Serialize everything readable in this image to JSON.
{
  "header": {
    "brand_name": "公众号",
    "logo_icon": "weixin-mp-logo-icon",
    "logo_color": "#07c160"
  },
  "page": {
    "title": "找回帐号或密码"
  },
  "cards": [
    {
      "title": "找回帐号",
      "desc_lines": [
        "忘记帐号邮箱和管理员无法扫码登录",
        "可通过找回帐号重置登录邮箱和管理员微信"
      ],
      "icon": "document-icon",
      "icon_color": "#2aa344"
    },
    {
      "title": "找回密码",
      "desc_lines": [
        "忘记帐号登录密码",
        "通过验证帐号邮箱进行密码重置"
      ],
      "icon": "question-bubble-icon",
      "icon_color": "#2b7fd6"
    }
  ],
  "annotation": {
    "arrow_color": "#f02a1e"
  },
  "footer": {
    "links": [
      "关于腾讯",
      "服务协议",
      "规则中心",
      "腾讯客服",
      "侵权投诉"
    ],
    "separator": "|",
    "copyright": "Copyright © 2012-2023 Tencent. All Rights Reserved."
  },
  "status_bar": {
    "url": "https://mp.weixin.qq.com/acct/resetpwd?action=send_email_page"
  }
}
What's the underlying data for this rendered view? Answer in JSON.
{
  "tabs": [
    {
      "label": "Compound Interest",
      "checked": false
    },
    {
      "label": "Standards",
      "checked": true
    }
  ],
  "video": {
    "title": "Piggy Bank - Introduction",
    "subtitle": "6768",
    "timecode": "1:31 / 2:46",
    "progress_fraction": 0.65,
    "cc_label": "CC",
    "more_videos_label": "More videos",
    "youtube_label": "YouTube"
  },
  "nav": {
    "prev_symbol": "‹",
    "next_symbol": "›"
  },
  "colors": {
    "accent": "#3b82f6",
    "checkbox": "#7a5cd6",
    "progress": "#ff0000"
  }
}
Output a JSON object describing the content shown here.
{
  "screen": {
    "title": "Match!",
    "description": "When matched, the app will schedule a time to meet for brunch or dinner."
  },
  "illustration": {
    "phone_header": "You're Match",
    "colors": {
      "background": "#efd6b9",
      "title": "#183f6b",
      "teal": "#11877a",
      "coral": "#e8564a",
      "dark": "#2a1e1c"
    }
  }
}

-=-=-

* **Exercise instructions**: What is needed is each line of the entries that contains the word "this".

* **Task output**:
Serialize everything readable in this image to JSON.
What's the underlying data for this rendered view? Answer in JSON.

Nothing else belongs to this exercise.